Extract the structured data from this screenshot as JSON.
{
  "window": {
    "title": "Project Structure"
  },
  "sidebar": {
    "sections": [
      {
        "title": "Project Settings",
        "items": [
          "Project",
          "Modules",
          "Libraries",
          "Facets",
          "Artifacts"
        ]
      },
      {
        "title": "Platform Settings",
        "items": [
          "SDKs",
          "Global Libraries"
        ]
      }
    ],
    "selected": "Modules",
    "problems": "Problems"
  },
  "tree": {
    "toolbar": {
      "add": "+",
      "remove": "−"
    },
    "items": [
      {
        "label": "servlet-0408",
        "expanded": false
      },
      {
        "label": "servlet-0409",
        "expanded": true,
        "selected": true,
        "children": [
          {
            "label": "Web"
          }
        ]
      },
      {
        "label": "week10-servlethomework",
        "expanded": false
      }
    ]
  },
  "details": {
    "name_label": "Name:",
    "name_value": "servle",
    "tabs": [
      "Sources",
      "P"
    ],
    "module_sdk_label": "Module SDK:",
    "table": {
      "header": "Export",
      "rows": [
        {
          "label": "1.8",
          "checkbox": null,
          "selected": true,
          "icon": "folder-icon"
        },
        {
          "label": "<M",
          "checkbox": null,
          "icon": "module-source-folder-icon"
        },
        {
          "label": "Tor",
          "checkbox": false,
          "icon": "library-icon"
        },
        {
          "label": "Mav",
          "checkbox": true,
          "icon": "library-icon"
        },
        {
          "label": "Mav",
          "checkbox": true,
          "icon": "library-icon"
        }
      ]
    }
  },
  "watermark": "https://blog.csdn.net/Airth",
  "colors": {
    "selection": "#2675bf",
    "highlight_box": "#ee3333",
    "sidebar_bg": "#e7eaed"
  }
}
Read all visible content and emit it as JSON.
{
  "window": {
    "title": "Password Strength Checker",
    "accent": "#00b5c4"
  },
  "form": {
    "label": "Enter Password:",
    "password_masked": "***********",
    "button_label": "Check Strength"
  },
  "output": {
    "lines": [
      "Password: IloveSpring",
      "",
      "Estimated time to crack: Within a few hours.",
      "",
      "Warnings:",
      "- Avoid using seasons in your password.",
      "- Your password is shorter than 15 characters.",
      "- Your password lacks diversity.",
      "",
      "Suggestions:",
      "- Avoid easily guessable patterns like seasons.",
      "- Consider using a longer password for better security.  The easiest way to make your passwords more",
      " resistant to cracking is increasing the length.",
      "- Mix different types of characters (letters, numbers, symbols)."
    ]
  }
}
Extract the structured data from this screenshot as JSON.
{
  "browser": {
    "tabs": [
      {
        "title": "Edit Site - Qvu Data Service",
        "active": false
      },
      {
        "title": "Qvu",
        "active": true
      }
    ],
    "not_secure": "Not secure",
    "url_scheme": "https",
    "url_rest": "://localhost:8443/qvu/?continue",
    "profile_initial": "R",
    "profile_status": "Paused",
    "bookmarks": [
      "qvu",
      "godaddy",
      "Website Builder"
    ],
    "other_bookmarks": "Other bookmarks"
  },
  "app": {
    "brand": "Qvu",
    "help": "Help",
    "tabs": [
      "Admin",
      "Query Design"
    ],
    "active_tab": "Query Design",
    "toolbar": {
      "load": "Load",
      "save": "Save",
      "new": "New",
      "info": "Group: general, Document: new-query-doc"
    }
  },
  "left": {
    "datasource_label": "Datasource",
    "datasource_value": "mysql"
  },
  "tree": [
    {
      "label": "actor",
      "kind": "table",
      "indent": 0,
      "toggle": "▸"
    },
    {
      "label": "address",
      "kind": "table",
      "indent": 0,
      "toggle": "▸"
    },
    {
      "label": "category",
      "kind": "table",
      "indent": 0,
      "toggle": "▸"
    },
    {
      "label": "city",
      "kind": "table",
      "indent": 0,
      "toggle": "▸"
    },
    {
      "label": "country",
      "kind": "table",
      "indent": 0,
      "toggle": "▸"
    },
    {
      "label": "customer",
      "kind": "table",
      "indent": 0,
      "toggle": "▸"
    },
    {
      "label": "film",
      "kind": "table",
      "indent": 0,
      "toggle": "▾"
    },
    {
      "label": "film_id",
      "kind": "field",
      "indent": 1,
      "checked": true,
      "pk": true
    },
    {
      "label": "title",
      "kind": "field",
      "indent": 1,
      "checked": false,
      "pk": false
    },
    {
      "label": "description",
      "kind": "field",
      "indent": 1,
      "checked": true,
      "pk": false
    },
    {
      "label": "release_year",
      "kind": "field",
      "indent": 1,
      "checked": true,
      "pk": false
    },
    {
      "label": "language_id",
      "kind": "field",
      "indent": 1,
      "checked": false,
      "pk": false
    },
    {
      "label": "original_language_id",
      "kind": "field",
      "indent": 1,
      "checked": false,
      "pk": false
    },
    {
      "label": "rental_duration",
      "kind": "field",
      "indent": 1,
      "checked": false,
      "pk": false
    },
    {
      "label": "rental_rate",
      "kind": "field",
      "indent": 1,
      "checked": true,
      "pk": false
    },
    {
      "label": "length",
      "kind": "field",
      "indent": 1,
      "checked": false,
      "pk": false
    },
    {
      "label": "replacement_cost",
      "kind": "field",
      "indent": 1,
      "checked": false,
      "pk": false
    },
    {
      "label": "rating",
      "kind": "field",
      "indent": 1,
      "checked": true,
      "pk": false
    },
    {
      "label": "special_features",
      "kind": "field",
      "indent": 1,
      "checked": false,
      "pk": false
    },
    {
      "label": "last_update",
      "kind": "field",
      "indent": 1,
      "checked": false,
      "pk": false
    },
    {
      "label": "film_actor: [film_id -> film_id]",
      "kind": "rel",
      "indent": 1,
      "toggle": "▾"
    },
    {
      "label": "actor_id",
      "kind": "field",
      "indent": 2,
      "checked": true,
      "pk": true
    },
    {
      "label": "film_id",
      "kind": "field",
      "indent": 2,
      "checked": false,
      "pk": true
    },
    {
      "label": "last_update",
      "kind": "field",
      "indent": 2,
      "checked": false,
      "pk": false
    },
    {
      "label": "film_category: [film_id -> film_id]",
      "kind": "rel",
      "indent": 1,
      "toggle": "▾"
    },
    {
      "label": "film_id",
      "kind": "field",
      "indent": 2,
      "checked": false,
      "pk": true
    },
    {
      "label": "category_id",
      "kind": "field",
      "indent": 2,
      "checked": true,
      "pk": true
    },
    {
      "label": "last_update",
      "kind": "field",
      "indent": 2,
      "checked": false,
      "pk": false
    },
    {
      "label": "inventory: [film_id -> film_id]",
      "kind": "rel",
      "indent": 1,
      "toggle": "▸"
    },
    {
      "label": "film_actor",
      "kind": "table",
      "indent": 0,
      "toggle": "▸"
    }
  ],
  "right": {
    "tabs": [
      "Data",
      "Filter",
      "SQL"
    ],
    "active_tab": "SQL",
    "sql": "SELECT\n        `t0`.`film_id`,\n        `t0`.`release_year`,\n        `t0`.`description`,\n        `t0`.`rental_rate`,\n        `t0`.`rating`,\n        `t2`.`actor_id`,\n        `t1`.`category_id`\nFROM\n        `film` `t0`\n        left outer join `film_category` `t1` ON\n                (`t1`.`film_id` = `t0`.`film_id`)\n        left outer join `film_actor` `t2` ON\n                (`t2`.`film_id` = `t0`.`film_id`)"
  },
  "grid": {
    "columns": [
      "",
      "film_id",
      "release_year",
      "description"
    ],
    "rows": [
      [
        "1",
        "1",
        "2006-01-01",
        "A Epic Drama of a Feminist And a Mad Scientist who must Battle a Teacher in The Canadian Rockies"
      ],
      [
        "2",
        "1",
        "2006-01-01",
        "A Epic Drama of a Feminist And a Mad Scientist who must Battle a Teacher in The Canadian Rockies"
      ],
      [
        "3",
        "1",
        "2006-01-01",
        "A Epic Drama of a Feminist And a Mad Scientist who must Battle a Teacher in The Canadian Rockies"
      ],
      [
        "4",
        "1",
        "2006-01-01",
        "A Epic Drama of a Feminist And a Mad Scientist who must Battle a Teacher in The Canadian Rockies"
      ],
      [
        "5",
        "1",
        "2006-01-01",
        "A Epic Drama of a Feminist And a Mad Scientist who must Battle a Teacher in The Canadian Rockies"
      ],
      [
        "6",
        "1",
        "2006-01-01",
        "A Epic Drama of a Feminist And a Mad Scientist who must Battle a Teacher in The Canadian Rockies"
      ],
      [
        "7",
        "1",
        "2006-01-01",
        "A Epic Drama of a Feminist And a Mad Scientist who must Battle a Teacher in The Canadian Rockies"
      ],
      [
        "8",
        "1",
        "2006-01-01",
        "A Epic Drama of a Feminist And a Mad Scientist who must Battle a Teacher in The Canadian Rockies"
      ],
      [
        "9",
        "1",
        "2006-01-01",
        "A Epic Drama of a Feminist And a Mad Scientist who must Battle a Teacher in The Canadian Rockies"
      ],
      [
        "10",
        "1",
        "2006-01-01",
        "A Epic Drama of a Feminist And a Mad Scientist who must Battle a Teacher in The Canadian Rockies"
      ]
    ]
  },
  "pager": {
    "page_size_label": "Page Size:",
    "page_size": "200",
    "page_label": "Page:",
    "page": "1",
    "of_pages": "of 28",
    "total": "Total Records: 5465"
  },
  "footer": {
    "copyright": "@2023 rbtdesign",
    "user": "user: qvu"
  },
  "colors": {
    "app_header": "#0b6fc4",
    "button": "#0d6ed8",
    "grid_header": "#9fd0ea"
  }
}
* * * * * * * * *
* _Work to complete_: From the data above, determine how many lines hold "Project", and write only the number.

* _Solution to the problem_: 3